In an open letter, business luminaries such as former Unilever chief executive Paul Polman, PwC global chair Bob Moritz and International Corporate Governance Network CEO Kerrie Waring—as well as list of academics from around the world—offer their support to the Commission after a study at the heart of its current reform campaign came under a barrage of criticism.
Led by South African corporate governance icon Prof Mervyn King, the letter calls on business to back reform efforts because “incentives” at the centre of many current governance models often prevent corporate leaders from acting on sustainability issues.
“Unless and until the systems of corporate governance are reformed to reflect these challenges, they will act as countervailing forces against achieving sustainability objectives,” the letter says.
It adds: “This is not simply about business adopting sustainability reporting or strategy, but about corporate governance systems redirecting focus towards how companies create and preserve value—for themselves and their stakeholders.”
The commission’s consultation was launched in November proposing mandatory human rights due diligence and new obligations on company directors to balance the “interests of all stakeholders”.
The move followed publication of a report compiled by EY for the commission which claimed short-term thinking was still rife among business leaders in Europe.
“Short-term time horizons that fail to capture the full extent of long-term sustainability risks and impacts could amount to overwhelming environmental, social and economic consequences for companies, shareholders, investors and society at large,” the report said.
But there then came a backlash claiming EY’s report and its methodology contained “deep flaws”.
The first—and perhaps most significant—came from four Harvard academics, who argued the report confuses the definition of the problem.

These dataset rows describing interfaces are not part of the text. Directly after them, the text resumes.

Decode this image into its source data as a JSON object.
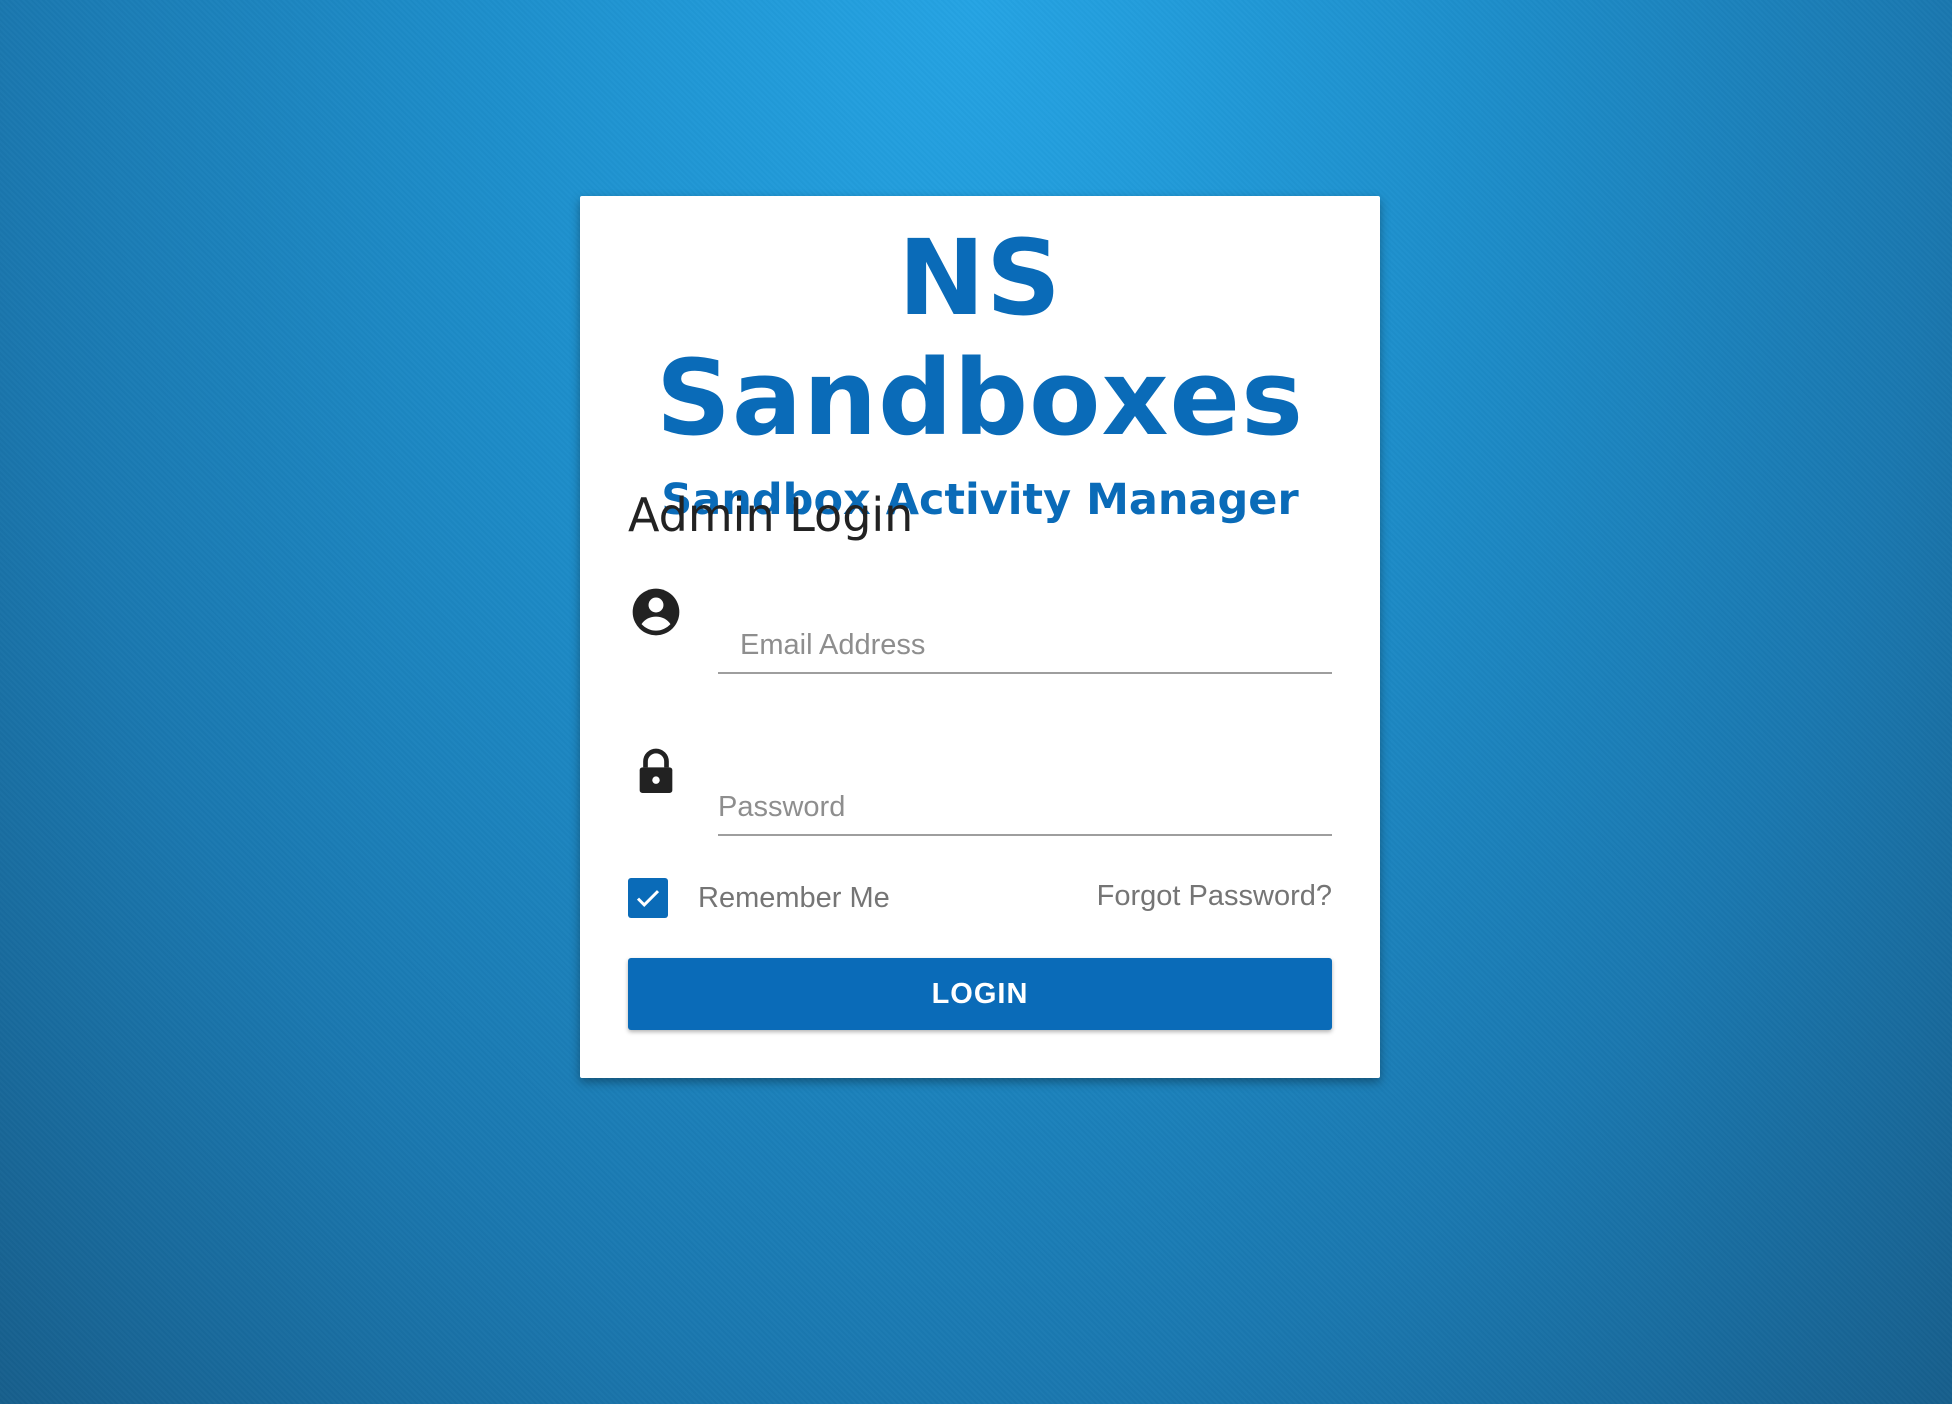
{
  "brand": {
    "title": "NS Sandboxes",
    "subtitle": "Sandbox Activity Manager",
    "color": "#0a6bb8"
  },
  "login": {
    "heading": "Admin Login",
    "email": {
      "placeholder": "Email Address",
      "value": "",
      "icon": "account-circle-icon"
    },
    "password": {
      "placeholder": "Password",
      "value": "",
      "icon": "lock-icon"
    },
    "remember_me": {
      "label": "Remember Me",
      "checked": true
    },
    "forgot_password": "Forgot Password?",
    "submit_label": "LOGIN"
  },
  "colors": {
    "background": "#1d8fcc",
    "accent": "#0a6bb8",
    "card": "#ffffff"
  }
}
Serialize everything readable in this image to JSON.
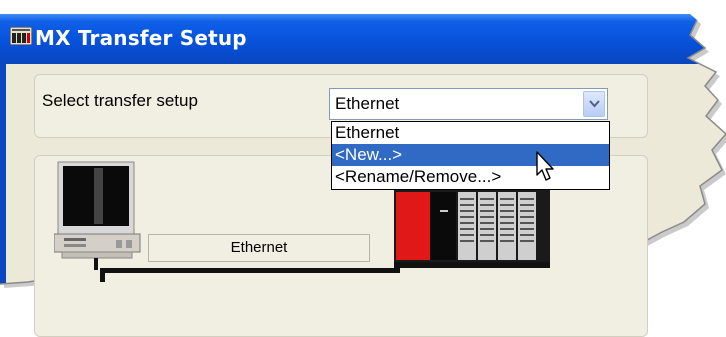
{
  "window": {
    "title": "MX Transfer Setup",
    "title_bar_color": "#0a54e3",
    "body_color": "#ece9d8"
  },
  "transfer_setup": {
    "label": "Select transfer setup",
    "selected_value": "Ethernet",
    "options": [
      "Ethernet",
      "<New...>",
      "<Rename/Remove...>"
    ],
    "highlighted_option": "<New...>",
    "highlight_color": "#316ac5"
  },
  "connection": {
    "label": "Ethernet"
  },
  "icons": {
    "app": "app-icon",
    "computer": "computer-icon",
    "plc": "plc-icon",
    "cursor": "mouse-pointer-icon",
    "dropdown_arrow": "chevron-down-icon"
  }
}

In focusing on the issue of “short-term” business thinking, they say the report “conflates” timeframes with problems stemming from “externalities” and the “distribution” of benefits. “No EU policymaker should rely on this report,” they added.

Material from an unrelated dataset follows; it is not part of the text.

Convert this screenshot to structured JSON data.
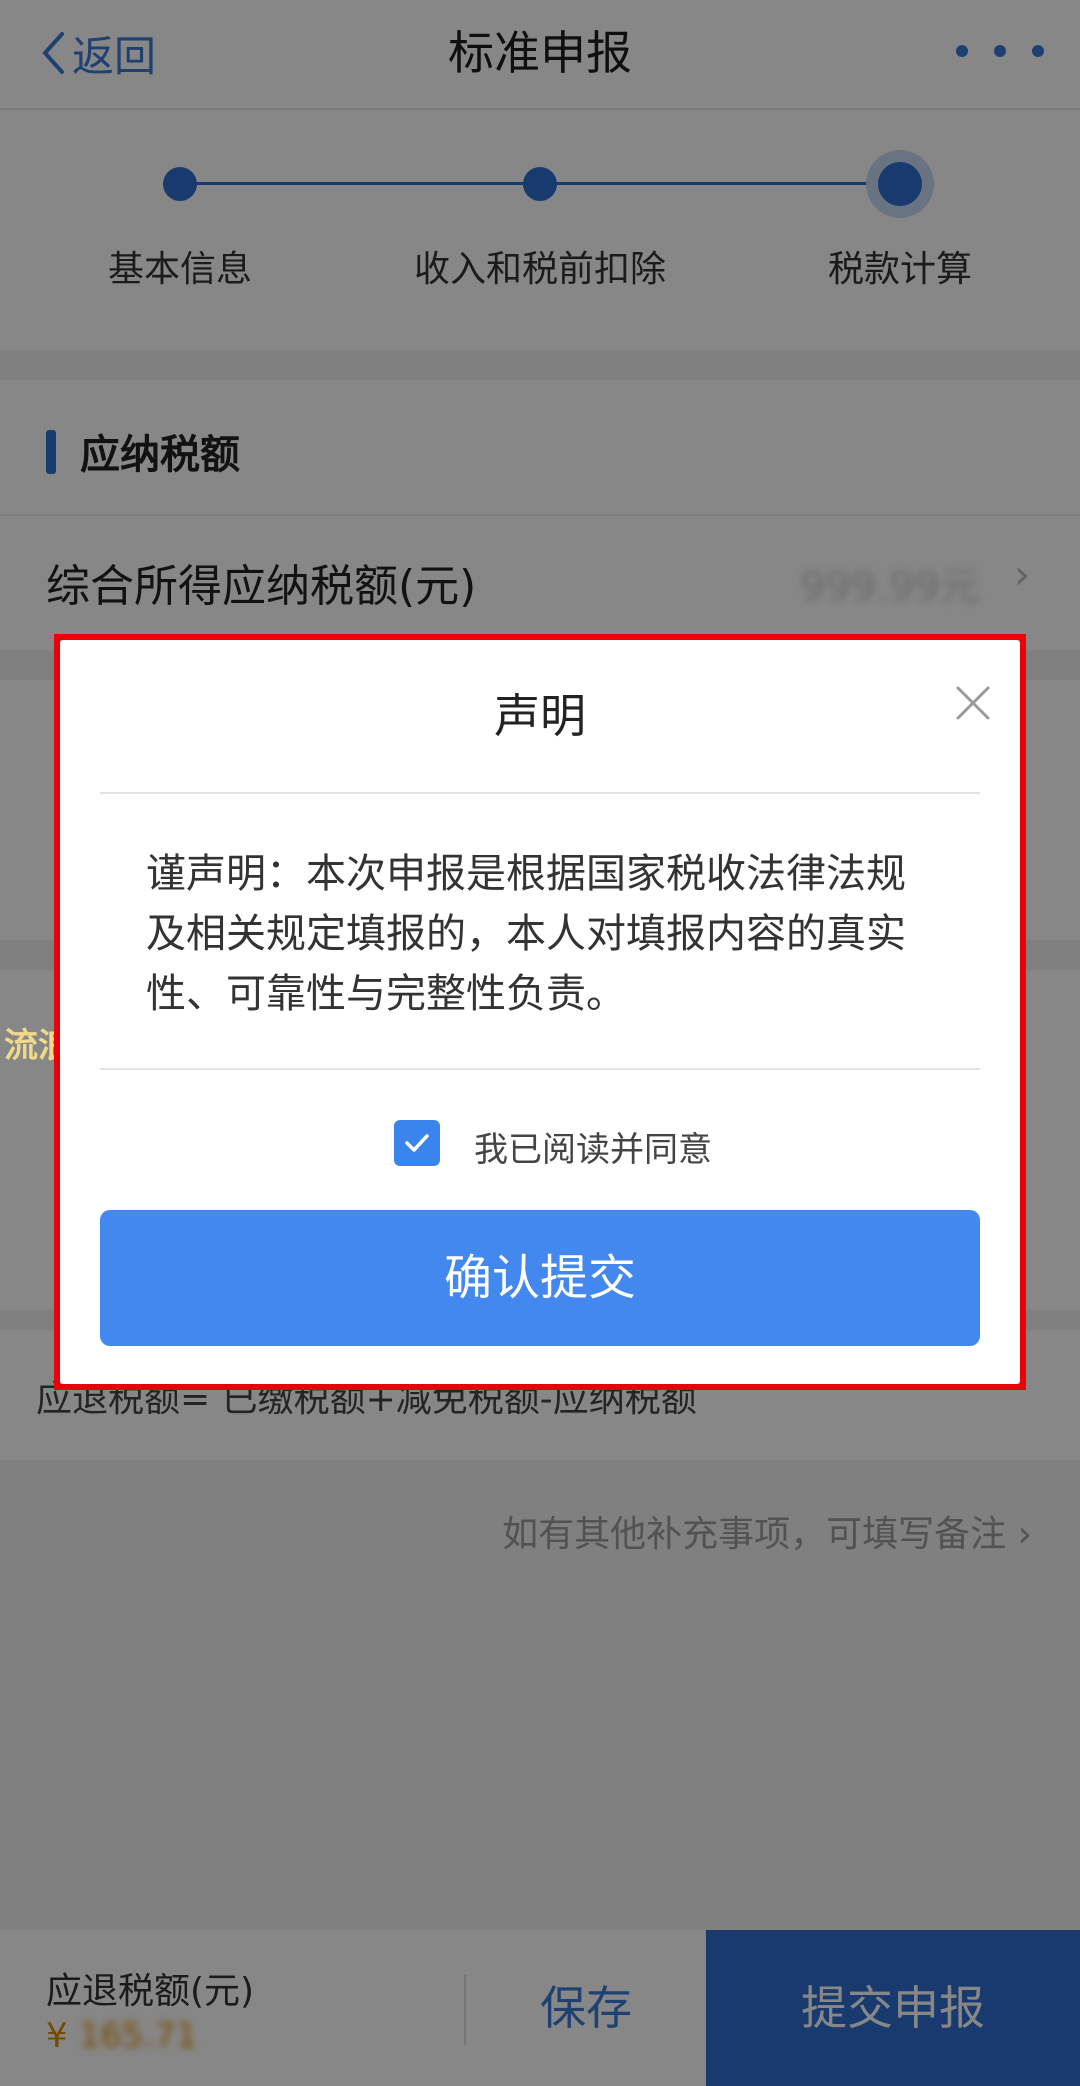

‘Now is the time for this to change’
This week Richard Howitt, a former MEP and former chief executive of the International Integrated Reporting Council, rounded on critics and offered his support for the letter’s signatories and the European Commission’s reform agenda.
“It strikes me as odd that critics seem more concerned with the methodology through which ‘short-termism’ is defined in the study, rather than its devastating consequences for our world and the action needed to change this,” he writes.
He adds: “For those of us who have advocated genuine integration of sustainability in business model, strategy and reporting, the fact that financial performance is considered a ‘first order’ issue in corporate governance while sustainability is relegated as a subsidiary concern, will always be an obstacle to success.
“As some of the world’s foremost voices in corporate governance are saying today, now is the time for this to change.”